Inherited ocular disease in purebred dogs is an important cause of potentially preventable ocular conditions. These conditions range from irritating (e.g. distichia, lacrimal micropuncta) to vision-threatening (e.g. PRA, micropapilla, cataracts). This is a large group of ocular diseases that are typically characterized by autosomal recessive genetic transmission. They are often marked by a clinical onset later in life. These characteristics make prevention through selective breeding and early detection difficult. In addition, many of these genetic traits are so common in the purebred dog population that complete omission of carrier dogs in the breeding pool would significantly narrow the gene pool for particular breeds and would not be warranted or reasonable due to possible selection for other abnormal traits. Recently, a change was made to the ophthalmic certifying agency supported by the American College of Veterinary Ophthalmologists (ACVO). While the Canine Eye Registry Foundation (CERF) still exists, the ACVO has partnered with the Orthopedic Foundation for Animals (OFA) to provide a centralized database of eye examinations performed by board-certified veterinary ophthalmologists on dogs in the United States.

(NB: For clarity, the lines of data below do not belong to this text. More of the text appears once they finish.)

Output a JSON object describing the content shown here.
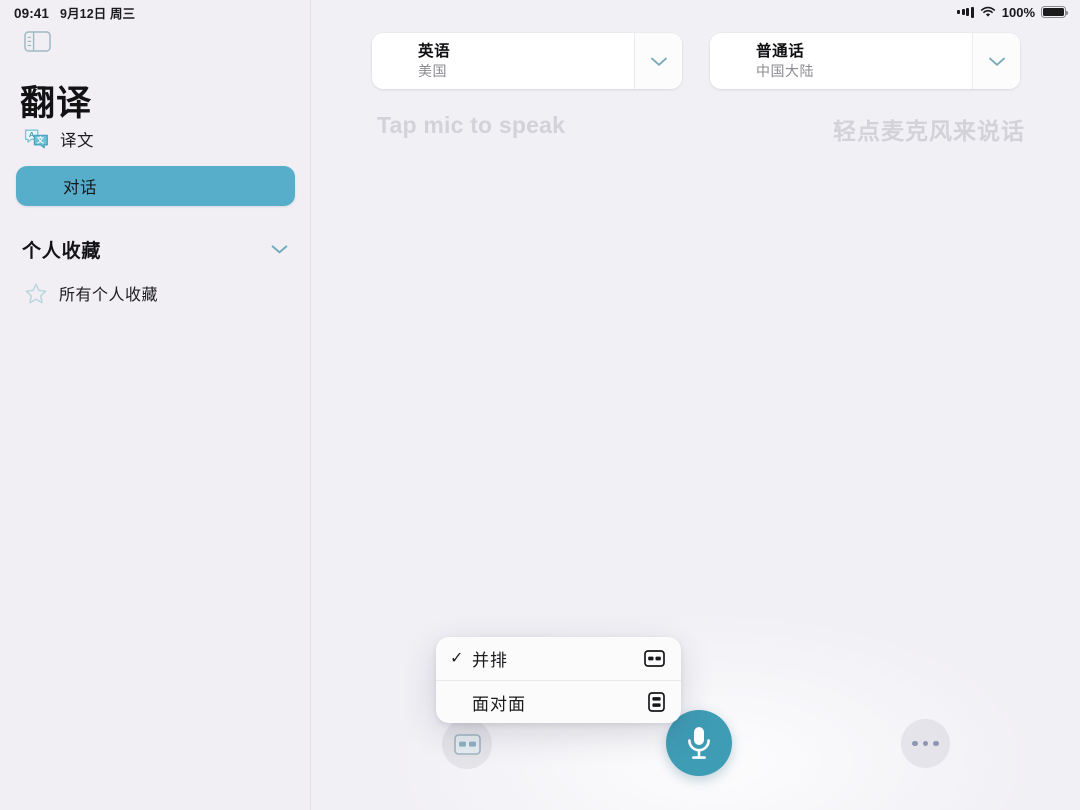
{
  "status_bar": {
    "time": "09:41",
    "date": "9月12日 周三",
    "battery_percent": "100%",
    "signal_icon": "cellular-signal-icon",
    "wifi_icon": "wifi-icon",
    "battery_icon": "battery-icon"
  },
  "sidebar": {
    "toggle_icon": "sidebar-toggle-icon",
    "app_title": "翻译",
    "items": [
      {
        "label": "译文",
        "icon": "translate-bubbles-icon",
        "selected": false
      },
      {
        "label": "对话",
        "icon": "",
        "selected": true
      }
    ],
    "section": {
      "title": "个人收藏",
      "chevron_icon": "chevron-down-icon",
      "items": [
        {
          "label": "所有个人收藏",
          "icon": "star-icon"
        }
      ]
    }
  },
  "main": {
    "source_language": {
      "name": "英语",
      "region": "美国",
      "chevron_icon": "chevron-down-icon"
    },
    "target_language": {
      "name": "普通话",
      "region": "中国大陆",
      "chevron_icon": "chevron-down-icon"
    },
    "prompt_left": "Tap mic to speak",
    "prompt_right": "轻点麦克风来说话"
  },
  "menu": {
    "items": [
      {
        "label": "并排",
        "checked": true,
        "check_glyph": "✓",
        "icon": "side-by-side-layout-icon"
      },
      {
        "label": "面对面",
        "checked": false,
        "check_glyph": "",
        "icon": "face-to-face-layout-icon"
      }
    ]
  },
  "controls": {
    "layout_button": {
      "icon": "side-by-side-layout-icon",
      "active": true
    },
    "mic_button": {
      "icon": "microphone-icon"
    },
    "more_button": {
      "icon": "ellipsis-icon"
    }
  },
  "colors": {
    "accent_teal": "#3f9cb5",
    "selected_pill": "#57aecb",
    "background": "#f1f0f5",
    "placeholder_text": "#d3d2d9"
  }
}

Breeders are encouraged to have any canine purebred breeding pair certified with the OFA Eye Database. Eye examinations are performed by a Diplomate of the American College of Veterinary Ophthalomologists and information from the eye examination is submitted to the OFA. The OFA recommends submission of the eye examination forms even if the dog is not “clear” of inherited ocular disease. Submission into the database is complimentary for any dog with a “failing” grade (ocular condition known to be inherited in which breeding is not recommended). A nominal fee applies to certify dogs deemed free of clinical inherited ocular disease or dogs in which a diagnosis is made in which a designation of “breeder option” has been given. An example of this would include Cavalier King Charles Spaniels examined and noted to have distichiasis. Because this trait is common in the breed and does not typically cause clinical ophthalmic pathology, the breeder has the option to breed the dog, even though it is affected with a known inherited ocular trait. While it cannot be determined if a “normal” dog is a carrier for a specific trait based on ophthalmic examination, information on affected and unaffected dogs is valuable for many reasons. Ongoing genetic research and data collection is vital for prevention of vision-threatening inherited ocular conditions, such as PRA (progressive retinal atrophy) (see Figure A and B). Portland Veterinary Specialists offers OFA Eye Canine Registry examinations for all purebred dogs.

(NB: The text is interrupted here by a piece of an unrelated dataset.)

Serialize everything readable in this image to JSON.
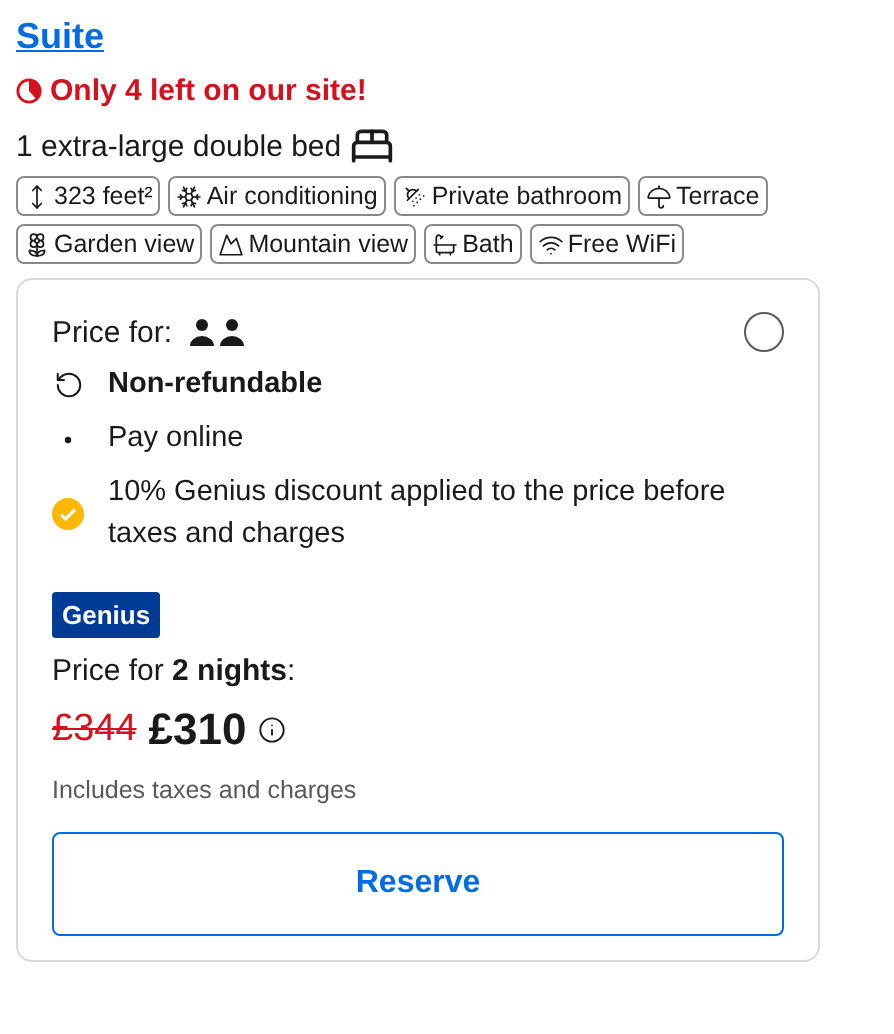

A normal indirect fundic photograph is depicted (A). Note the 15-20 prominent arterioles emerging from the optic disc with three main retinal venules (larger and more tortuous than the arterioles). The vessels extend to the fundic periphery. A patient with PRA is depicted (B). There is vascular attenuation manifested by loss of visible arterioles and lack of vascular extension to the fundic periphery. There is also generalized tapetal hyperreflectivity.